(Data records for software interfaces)
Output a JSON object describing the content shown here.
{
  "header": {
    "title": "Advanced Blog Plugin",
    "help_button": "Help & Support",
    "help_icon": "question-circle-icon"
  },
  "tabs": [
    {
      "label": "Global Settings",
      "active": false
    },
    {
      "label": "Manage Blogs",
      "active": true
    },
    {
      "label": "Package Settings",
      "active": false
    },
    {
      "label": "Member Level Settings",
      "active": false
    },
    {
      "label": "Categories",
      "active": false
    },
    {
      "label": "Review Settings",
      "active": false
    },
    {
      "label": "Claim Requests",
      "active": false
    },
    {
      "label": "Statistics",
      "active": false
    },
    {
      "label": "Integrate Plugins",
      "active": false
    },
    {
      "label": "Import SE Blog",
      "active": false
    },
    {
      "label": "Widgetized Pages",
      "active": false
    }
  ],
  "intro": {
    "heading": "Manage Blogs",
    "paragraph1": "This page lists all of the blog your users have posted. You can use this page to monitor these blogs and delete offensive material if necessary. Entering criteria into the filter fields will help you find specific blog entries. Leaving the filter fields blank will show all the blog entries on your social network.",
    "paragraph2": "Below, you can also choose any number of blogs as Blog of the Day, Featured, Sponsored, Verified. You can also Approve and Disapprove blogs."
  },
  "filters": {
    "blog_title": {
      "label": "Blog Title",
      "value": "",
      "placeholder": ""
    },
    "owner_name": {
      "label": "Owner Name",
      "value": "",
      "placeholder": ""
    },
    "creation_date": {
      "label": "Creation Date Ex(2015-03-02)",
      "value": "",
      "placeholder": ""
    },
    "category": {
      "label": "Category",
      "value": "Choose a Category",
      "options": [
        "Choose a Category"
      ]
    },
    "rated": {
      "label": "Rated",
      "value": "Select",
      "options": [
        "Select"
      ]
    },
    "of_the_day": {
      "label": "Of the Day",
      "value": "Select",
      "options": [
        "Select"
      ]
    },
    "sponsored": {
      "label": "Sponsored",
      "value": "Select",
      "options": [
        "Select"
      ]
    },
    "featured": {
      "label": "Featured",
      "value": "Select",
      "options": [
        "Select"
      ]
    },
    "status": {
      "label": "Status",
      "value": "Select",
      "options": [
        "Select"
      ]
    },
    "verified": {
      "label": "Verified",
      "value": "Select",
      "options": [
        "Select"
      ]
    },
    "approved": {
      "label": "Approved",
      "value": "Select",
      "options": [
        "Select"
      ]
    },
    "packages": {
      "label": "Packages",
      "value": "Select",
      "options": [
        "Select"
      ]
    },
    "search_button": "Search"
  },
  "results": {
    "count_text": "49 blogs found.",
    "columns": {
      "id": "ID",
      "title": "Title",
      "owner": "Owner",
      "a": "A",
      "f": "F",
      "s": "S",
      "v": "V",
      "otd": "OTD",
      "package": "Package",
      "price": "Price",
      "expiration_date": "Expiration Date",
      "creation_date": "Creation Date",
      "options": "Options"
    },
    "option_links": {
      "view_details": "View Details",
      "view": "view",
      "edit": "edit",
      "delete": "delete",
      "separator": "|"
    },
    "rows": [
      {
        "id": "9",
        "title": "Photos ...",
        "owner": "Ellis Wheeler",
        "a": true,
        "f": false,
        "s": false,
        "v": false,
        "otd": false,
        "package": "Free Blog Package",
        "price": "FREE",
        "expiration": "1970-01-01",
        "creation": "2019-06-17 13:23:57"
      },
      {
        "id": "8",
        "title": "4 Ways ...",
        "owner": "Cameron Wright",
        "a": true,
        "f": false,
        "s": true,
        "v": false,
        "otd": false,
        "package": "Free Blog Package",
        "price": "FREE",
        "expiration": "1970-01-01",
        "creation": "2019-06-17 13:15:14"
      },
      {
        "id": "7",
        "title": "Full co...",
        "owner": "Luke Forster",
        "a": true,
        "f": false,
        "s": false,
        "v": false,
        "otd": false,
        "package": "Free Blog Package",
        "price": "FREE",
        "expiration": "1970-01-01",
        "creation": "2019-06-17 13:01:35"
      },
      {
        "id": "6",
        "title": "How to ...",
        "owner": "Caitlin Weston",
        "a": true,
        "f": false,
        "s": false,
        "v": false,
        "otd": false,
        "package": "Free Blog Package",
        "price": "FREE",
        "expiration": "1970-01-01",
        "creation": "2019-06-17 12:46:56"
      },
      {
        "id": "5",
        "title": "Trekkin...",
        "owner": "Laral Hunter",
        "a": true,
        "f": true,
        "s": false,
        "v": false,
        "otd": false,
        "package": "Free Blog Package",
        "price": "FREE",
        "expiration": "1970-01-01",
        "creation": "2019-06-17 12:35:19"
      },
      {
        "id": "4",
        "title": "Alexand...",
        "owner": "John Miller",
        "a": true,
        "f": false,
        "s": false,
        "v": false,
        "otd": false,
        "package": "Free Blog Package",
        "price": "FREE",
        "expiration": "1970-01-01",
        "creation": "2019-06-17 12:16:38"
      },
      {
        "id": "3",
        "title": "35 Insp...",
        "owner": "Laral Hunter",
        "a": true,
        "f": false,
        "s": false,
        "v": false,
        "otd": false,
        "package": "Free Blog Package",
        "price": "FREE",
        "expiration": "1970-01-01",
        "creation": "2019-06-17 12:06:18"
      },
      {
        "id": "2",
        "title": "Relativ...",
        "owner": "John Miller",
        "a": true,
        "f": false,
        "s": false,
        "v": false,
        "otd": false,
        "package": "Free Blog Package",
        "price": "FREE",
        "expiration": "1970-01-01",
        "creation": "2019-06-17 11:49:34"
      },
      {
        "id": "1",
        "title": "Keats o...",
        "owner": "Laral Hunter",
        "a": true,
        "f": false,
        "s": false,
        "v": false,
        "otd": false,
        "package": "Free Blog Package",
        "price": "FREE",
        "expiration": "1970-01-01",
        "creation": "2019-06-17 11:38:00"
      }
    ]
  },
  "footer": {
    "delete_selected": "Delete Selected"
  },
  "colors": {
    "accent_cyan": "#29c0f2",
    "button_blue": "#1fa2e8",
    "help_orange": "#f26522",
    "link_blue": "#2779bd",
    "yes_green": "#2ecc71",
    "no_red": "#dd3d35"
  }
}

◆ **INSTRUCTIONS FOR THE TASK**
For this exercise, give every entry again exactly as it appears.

◆ **FINISHED EXERCISE**
Output a JSON object describing the content shown here.
{
  "header": {
    "title": "Advanced Blog Plugin",
    "help_button": "Help & Support",
    "help_icon": "question-circle-icon"
  },
  "tabs": [
    {
      "label": "Global Settings",
      "active": false
    },
    {
      "label": "Manage Blogs",
      "active": true
    },
    {
      "label": "Package Settings",
      "active": false
    },
    {
      "label": "Member Level Settings",
      "active": false
    },
    {
      "label": "Categories",
      "active": false
    },
    {
      "label": "Review Settings",
      "active": false
    },
    {
      "label": "Claim Requests",
      "active": false
    },
    {
      "label": "Statistics",
      "active": false
    },
    {
      "label": "Integrate Plugins",
      "active": false
    },
    {
      "label": "Import SE Blog",
      "active": false
    },
    {
      "label": "Widgetized Pages",
      "active": false
    }
  ],
  "intro": {
    "heading": "Manage Blogs",
    "paragraph1": "This page lists all of the blog your users have posted. You can use this page to monitor these blogs and delete offensive material if necessary. Entering criteria into the filter fields will help you find specific blog entries. Leaving the filter fields blank will show all the blog entries on your social network.",
    "paragraph2": "Below, you can also choose any number of blogs as Blog of the Day, Featured, Sponsored, Verified. You can also Approve and Disapprove blogs."
  },
  "filters": {
    "blog_title": {
      "label": "Blog Title",
      "value": "",
      "placeholder": ""
    },
    "owner_name": {
      "label": "Owner Name",
      "value": "",
      "placeholder": ""
    },
    "creation_date": {
      "label": "Creation Date Ex(2015-03-02)",
      "value": "",
      "placeholder": ""
    },
    "category": {
      "label": "Category",
      "value": "Choose a Category",
      "options": [
        "Choose a Category"
      ]
    },
    "rated": {
      "label": "Rated",
      "value": "Select",
      "options": [
        "Select"
      ]
    },
    "of_the_day": {
      "label": "Of the Day",
      "value": "Select",
      "options": [
        "Select"
      ]
    },
    "sponsored": {
      "label": "Sponsored",
      "value": "Select",
      "options": [
        "Select"
      ]
    },
    "featured": {
      "label": "Featured",
      "value": "Select",
      "options": [
        "Select"
      ]
    },
    "status": {
      "label": "Status",
      "value": "Select",
      "options": [
        "Select"
      ]
    },
    "verified": {
      "label": "Verified",
      "value": "Select",
      "options": [
        "Select"
      ]
    },
    "approved": {
      "label": "Approved",
      "value": "Select",
      "options": [
        "Select"
      ]
    },
    "packages": {
      "label": "Packages",
      "value": "Select",
      "options": [
        "Select"
      ]
    },
    "search_button": "Search"
  },
  "results": {
    "count_text": "49 blogs found.",
    "columns": {
      "id": "ID",
      "title": "Title",
      "owner": "Owner",
      "a": "A",
      "f": "F",
      "s": "S",
      "v": "V",
      "otd": "OTD",
      "package": "Package",
      "price": "Price",
      "expiration_date": "Expiration Date",
      "creation_date": "Creation Date",
      "options": "Options"
    },
    "option_links": {
      "view_details": "View Details",
      "view": "view",
      "edit": "edit",
      "delete": "delete",
      "separator": "|"
    },
    "rows": [
      {
        "id": "9",
        "title": "Photos ...",
        "owner": "Ellis Wheeler",
        "a": true,
        "f": false,
        "s": false,
        "v": false,
        "otd": false,
        "package": "Free Blog Package",
        "price": "FREE",
        "expiration": "1970-01-01",
        "creation": "2019-06-17 13:23:57"
      },
      {
        "id": "8",
        "title": "4 Ways ...",
        "owner": "Cameron Wright",
        "a": true,
        "f": false,
        "s": true,
        "v": false,
        "otd": false,
        "package": "Free Blog Package",
        "price": "FREE",
        "expiration": "1970-01-01",
        "creation": "2019-06-17 13:15:14"
      },
      {
        "id": "7",
        "title": "Full co...",
        "owner": "Luke Forster",
        "a": true,
        "f": false,
        "s": false,
        "v": false,
        "otd": false,
        "package": "Free Blog Package",
        "price": "FREE",
        "expiration": "1970-01-01",
        "creation": "2019-06-17 13:01:35"
      },
      {
        "id": "6",
        "title": "How to ...",
        "owner": "Caitlin Weston",
        "a": true,
        "f": false,
        "s": false,
        "v": false,
        "otd": false,
        "package": "Free Blog Package",
        "price": "FREE",
        "expiration": "1970-01-01",
        "creation": "2019-06-17 12:46:56"
      },
      {
        "id": "5",
        "title": "Trekkin...",
        "owner": "Laral Hunter",
        "a": true,
        "f": true,
        "s": false,
        "v": false,
        "otd": false,
        "package": "Free Blog Package",
        "price": "FREE",
        "expiration": "1970-01-01",
        "creation": "2019-06-17 12:35:19"
      },
      {
        "id": "4",
        "title": "Alexand...",
        "owner": "John Miller",
        "a": true,
        "f": false,
        "s": false,
        "v": false,
        "otd": false,
        "package": "Free Blog Package",
        "price": "FREE",
        "expiration": "1970-01-01",
        "creation": "2019-06-17 12:16:38"
      },
      {
        "id": "3",
        "title": "35 Insp...",
        "owner": "Laral Hunter",
        "a": true,
        "f": false,
        "s": false,
        "v": false,
        "otd": false,
        "package": "Free Blog Package",
        "price": "FREE",
        "expiration": "1970-01-01",
        "creation": "2019-06-17 12:06:18"
      },
      {
        "id": "2",
        "title": "Relativ...",
        "owner": "John Miller",
        "a": true,
        "f": false,
        "s": false,
        "v": false,
        "otd": false,
        "package": "Free Blog Package",
        "price": "FREE",
        "expiration": "1970-01-01",
        "creation": "2019-06-17 11:49:34"
      },
      {
        "id": "1",
        "title": "Keats o...",
        "owner": "Laral Hunter",
        "a": true,
        "f": false,
        "s": false,
        "v": false,
        "otd": false,
        "package": "Free Blog Package",
        "price": "FREE",
        "expiration": "1970-01-01",
        "creation": "2019-06-17 11:38:00"
      }
    ]
  },
  "footer": {
    "delete_selected": "Delete Selected"
  },
  "colors": {
    "accent_cyan": "#29c0f2",
    "button_blue": "#1fa2e8",
    "help_orange": "#f26522",
    "link_blue": "#2779bd",
    "yes_green": "#2ecc71",
    "no_red": "#dd3d35"
  }
}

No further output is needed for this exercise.